Exploring the potential links between specific medical conditions and the interaction between the lower back and respiratory system allows us to better understand how these seemingly distinct symptoms might influence each other. As researchers and healthcare professionals continue to investigate these connections, individuals experiencing such symptoms should seek professional medical assessment to ensure accurate diagnosis and tailored management.
Seeking Medical Help And Diagnosis
Seeking Medical Help and Diagnosis for Lower Back Pain and Shortness of Breath:
If you’re experiencing both lower back pain and shortness of breath, it’s crucial to seek medical attention promptly. While these symptoms might not always be directly related, they could indicate underlying health issues that require proper evaluation and treatment. Here’s what you should consider:
- Consult a Healthcare Professional: Schedule an appointment with a primary care physician, orthopedist, or pulmonologist. Describe your symptoms in detail, including the nature, duration, and any accompanying sensations.
- Medical History and Physical Examination: Your doctor will likely ask about your medical history, lifestyle, and any recent injuries or illnesses. A physical examination may involve assessing your posture, range of motion, lung sounds, and other relevant factors.
- Diagnostic Tests: Depending on your symptoms and medical history, your doctor might recommend various tests to identify the underlying causes:
– X-rays, CT scans, or MRIs to visualize the spine and surrounding structures.
– Pulmonary function tests to assess lung function and capacity.
– Blood tests to check for markers of inflammation, anemia, or other underlying conditions.
- Collaborative Approach: If necessary, your healthcare provider might refer you to specialists, such as rheumatologists, cardiologists, or physical therapists, for a more comprehensive evaluation.
- Communication is Key: Be open with your doctor about your symptoms, concerns, and any changes you’ve noticed in your health. This information will assist them in making an accurate diagnosis.

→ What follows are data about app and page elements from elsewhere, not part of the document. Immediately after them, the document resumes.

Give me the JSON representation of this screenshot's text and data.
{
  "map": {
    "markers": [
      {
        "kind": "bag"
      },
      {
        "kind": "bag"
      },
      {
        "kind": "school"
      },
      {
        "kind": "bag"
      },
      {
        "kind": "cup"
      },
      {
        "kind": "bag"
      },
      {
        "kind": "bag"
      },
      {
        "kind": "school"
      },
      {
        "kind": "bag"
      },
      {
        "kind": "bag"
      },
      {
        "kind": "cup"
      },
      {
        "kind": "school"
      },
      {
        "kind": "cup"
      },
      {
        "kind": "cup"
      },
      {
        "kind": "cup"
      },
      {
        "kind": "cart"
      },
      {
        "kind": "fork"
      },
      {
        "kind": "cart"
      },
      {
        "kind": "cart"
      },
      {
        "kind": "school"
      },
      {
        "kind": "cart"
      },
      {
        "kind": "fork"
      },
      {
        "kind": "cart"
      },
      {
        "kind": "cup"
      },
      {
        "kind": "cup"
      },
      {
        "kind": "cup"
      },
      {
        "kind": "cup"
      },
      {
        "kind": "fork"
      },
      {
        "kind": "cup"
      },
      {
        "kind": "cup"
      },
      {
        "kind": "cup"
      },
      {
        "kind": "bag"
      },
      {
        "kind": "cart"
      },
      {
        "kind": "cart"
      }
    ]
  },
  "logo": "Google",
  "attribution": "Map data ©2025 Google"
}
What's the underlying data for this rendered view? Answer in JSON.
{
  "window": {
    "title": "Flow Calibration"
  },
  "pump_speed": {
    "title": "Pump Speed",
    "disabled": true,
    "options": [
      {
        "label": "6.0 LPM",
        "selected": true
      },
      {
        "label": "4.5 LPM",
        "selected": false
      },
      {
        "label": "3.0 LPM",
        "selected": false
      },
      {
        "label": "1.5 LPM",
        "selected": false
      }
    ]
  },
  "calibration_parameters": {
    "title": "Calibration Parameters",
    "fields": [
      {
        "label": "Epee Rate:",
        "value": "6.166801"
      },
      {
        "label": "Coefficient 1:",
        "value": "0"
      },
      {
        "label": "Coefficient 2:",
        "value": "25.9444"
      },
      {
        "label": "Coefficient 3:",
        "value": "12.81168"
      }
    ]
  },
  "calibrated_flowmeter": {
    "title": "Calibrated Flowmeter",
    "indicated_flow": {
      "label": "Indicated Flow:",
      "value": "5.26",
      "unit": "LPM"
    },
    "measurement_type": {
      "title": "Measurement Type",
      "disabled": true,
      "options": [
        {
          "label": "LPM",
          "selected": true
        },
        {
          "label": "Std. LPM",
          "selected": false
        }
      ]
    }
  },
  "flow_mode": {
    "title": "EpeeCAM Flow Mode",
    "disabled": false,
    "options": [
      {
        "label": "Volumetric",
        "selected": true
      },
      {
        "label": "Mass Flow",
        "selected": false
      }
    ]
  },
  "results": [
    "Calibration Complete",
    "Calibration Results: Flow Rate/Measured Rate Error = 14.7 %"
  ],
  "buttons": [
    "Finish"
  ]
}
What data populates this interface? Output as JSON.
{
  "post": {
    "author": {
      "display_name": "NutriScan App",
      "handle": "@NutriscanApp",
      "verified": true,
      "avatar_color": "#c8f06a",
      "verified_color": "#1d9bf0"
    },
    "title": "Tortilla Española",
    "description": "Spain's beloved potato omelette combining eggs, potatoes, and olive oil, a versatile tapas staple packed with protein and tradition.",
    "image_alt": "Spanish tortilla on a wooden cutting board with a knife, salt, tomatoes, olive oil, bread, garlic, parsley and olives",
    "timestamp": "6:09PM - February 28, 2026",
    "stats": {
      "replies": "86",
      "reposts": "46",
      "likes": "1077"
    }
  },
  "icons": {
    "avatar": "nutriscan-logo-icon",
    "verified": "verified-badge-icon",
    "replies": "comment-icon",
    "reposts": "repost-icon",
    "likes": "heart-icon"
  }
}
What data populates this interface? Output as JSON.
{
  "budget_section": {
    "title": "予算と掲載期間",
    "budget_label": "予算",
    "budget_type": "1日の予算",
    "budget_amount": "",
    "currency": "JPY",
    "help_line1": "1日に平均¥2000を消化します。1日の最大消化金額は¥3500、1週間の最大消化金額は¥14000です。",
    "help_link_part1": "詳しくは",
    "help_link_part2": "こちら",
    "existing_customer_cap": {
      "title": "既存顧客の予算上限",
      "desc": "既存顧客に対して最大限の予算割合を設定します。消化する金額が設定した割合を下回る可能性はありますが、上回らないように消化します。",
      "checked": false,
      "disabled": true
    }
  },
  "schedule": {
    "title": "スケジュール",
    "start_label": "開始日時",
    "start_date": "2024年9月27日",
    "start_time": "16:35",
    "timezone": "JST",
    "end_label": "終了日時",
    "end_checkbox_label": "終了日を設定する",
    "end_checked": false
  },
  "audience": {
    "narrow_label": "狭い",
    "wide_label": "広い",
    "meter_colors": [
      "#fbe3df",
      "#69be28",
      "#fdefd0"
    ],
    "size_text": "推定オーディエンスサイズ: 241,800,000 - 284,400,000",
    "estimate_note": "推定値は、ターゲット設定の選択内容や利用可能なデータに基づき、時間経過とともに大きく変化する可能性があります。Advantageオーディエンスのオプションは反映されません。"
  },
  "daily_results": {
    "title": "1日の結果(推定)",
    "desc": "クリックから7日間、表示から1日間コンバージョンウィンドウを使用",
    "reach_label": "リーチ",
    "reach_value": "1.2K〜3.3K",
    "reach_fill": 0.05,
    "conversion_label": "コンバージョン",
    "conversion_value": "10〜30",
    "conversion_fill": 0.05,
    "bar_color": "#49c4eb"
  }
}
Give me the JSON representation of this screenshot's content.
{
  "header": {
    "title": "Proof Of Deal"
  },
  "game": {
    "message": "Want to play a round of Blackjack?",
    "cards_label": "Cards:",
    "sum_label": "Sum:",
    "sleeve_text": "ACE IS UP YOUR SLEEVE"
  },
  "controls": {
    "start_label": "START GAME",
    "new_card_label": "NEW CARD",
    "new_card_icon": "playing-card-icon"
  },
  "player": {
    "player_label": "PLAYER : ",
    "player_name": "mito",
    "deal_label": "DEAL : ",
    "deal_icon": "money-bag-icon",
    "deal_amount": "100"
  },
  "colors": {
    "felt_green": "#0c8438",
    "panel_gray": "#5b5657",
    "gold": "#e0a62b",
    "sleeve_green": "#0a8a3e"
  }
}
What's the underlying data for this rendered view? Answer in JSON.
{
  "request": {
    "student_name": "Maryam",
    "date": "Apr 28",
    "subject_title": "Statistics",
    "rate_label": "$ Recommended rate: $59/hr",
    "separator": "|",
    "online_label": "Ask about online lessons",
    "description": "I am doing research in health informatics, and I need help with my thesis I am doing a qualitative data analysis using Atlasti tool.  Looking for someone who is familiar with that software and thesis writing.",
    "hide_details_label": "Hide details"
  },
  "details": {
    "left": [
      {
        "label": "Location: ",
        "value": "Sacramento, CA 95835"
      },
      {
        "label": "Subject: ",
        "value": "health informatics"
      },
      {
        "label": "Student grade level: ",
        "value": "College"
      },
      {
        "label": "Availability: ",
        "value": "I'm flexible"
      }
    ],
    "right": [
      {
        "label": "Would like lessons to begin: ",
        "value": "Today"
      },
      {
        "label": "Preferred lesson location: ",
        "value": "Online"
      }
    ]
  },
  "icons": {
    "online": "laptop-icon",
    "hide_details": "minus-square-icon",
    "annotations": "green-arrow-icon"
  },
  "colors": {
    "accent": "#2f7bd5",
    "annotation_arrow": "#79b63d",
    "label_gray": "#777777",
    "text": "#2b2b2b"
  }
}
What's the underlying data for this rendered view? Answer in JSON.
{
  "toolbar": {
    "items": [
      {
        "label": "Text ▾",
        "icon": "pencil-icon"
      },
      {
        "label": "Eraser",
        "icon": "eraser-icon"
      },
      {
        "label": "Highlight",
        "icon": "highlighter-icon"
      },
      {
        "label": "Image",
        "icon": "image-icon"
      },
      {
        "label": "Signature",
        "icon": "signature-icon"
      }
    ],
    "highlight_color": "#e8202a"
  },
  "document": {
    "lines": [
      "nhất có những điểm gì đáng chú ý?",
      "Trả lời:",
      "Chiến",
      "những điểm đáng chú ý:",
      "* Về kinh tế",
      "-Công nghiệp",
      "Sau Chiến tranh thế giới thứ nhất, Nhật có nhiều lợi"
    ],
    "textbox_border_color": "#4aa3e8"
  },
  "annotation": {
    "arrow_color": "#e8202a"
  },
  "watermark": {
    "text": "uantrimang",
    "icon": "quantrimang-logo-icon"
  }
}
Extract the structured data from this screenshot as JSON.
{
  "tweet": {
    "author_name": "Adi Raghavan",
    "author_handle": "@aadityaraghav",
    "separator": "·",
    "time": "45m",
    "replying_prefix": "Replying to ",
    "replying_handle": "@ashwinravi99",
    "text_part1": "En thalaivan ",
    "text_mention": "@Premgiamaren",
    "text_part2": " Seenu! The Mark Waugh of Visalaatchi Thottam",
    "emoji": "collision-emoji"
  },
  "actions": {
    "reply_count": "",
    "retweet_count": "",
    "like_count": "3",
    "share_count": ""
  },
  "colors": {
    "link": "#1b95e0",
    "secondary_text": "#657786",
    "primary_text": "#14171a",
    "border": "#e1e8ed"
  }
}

- Emergency Situations: If you experience sudden, severe chest pain, difficulty breathing, or any other alarming symptoms, seek immediate medical attention, as these could be signs of a serious condition like a heart attack or pulmonary embolism.
- Patient Advocacy: If you feel that your concerns aren’t being adequately addressed or you’re not getting the answers you need, don’t hesitate to seek a second opinion. Your health is a priority, and you have the right to ensure you’re receiving the best care possible.
As we’ve embarked on this journey of understanding the potential link between lower back pain and shortness of breath, we’ve delved into the intricate complexities of the human body. While these two symptoms might seem unrelated, our exploration has revealed that they can indeed be intertwined in certain circumstances.
We’ve learned that the lower back and the respiratory system share a remarkable interplay. Conditions affecting the lower back, such as spinal issues and musculoskeletal imbalances, can potentially impact breathing patterns and contribute to shortness of breath. Meanwhile, certain medical conditions bridge the gap between these seemingly separate symptoms, shedding light on how the body’s systems can interact in unexpected ways.